Meanwhile, a pile of snow brought in for the occasion gave children the makings for snowballs, which they tossed at one another.
Nearby, at the reindeer enclosure, Connor Hsu’s mother, Regina, said her son came to the event specifically to see the animals. He was worried the reindeer would be feel overwhelmed by the crowd, but she reassured him that people weren’t inside the enclosure with them.
“I think he’s probably happy to see that they don’t look stressed out,” she said.
Maddie Broyles, a 14-year-old freshman who attends LCHS, said the reindeer weren’t scary.
“These are like giant dogs with antlers,” she said.
Gerry Clingan, who was handing out graham crackers to attendees to feed the 6-year-old reindeer, said one of the animals was a female named Noelle and a male named Nick. He said the reason for their popularity was simple.
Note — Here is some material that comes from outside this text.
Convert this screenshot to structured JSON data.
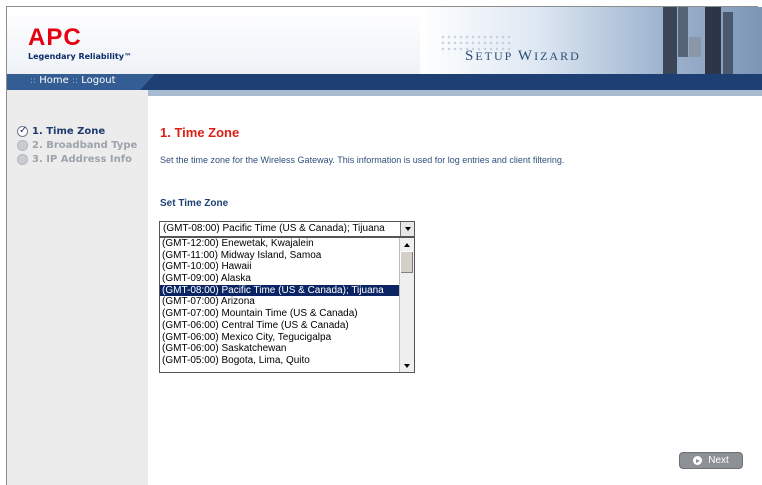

“Where do you see reindeer? I think that’s why, because nobody sees them,” said Clingan, who does construction work during the week and has the reindeer gig on weekends for California Reindeer Rentals.
His fellow reindeer wrangler, Denise Marsh, said the animals were very friendly and don’t bite.
“They don’t have enough teeth to bite,” Marsh said.
The event is a time for the community to get together and celebrate, said chamber leader Anderson.
“And most of all to reflect on the season, whatever your religion might be,” she said.